Prenuptial Agreements Can Lessen Strain for Some Florida Couples

Prenuptial Agreement While virtually half of all American marriages end in divorce, only about five percent of couples heading to the altar or the courthouse do so having executed a prenuptial agreement (“prenup”). Two reasons are often given for avoiding these agreements. First, many couples think that by “negotiating” a prenup, the couple is planning to fail. The second reason is that many couples think that divorce is what happens to other people, “not us.” Are couples who sign prenuptial agreements more likely to divorce later? The answer might surprise you.

Prenuptial Agreements Are Not a Strong Predictor of Later Divorce

According to a recent survey of 105 mental health professionals, there are indeed some strong predictors of divorce:
  •  An earlier divorce – 58 percent of the experts agreed that persons who have an earlier divorce are more likely to become divorced again.
  •  Cold feet – 80 percent agreed that pre-wedding cold feet – particularly among brides – is a strong predictor of a later divorce.
Yet, 86 percent of the professionals agreed that a prenuptial agreement has no predictable impact on the failure rate of a marriage. Those mental health professionals say that it isn’t the prenup that leads to divorce; it’s due to other factors. They say that the top three causes of divorce are:
  •  Communication problems
  •  Sexual infidelity
  •  Failing to give “the marriage” a high enough priority

Prenups Aren’t For Everyone

A prenuptial agreement should solve potential problems, not create them. Some experts joke that many couples in their mid-20s have only their love and college loans to share. Where there are no significant family assets coming into the marriage, there is less need to worry about a subsequent division.
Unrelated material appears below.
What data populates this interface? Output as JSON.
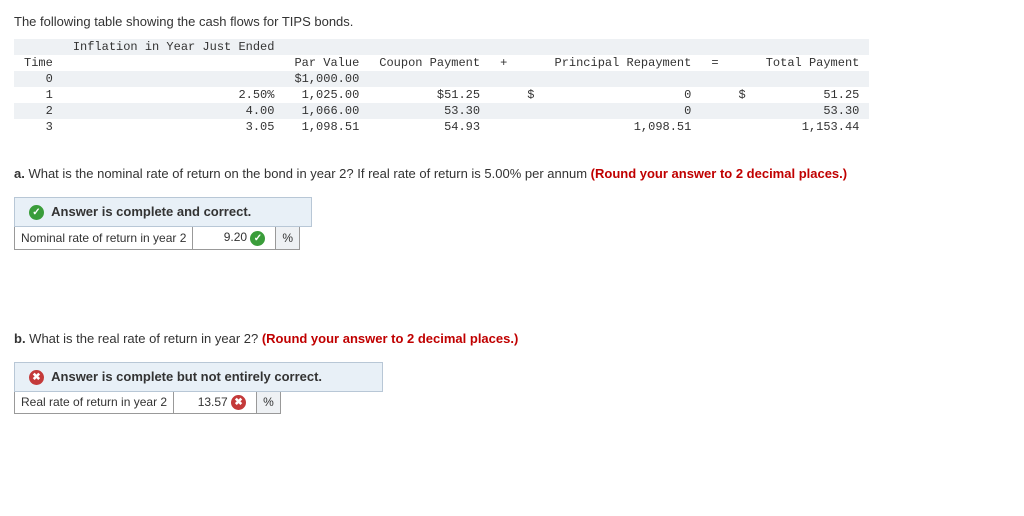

Some marital counselors argue that there is always the chance that a prenup can alter the chemistry within a committed relationship. Particularly when one prospective spouse raises the subject only days before the wedding, he or she is only asking for trouble. Others point out that prenups can sometimes fail to take into account a spouse’s nonfinancial contributions to the marital union. The spouse without the advanced degree (and the associated salary) is usually the one who takes primary responsibility for raising children. A prenup can put that nurturing parent at a subsequent disadvantage.

Prenups Can Still Be Very Useful For Many Couples

Prenuptial agreements can be particularly useful in the following situations:
  •  Where one or both spouses bring children into the marriage. Having a clear understanding as to what marital resources will be shared and what other resources are designated for the children can be helpful to the new couple, as they seek to build a home together.
  •  Where one spouse has significant existing business interests, particularly if the interest is in a closely held corporation. In this regard, a small business owner should not only consider having a prenup with his or her spouse, but shareholder or partnership agreements with others in the business.

Should You Consider a Prenuptial Agreement?

With prenuptial issues, the very particular circumstances of the couple should be carefully considered. It is important that each prospective spouse be represented by his or her own counsel. Full disclosure of financial information is generally a key component, as courts are reluctant to enforce an agreement where the facts are hidden. McMichen, Cinami & Demps represents clients throughout central Florida in all aspects of family law. We have more than 50 years of combined experience protecting the rights of individuals as they contemplate marriage and as they go through divorce. We take the time to get to know you, so that we can provide you with individualized service. Contact us by phone at 407–898–2161 or complete our online contact form.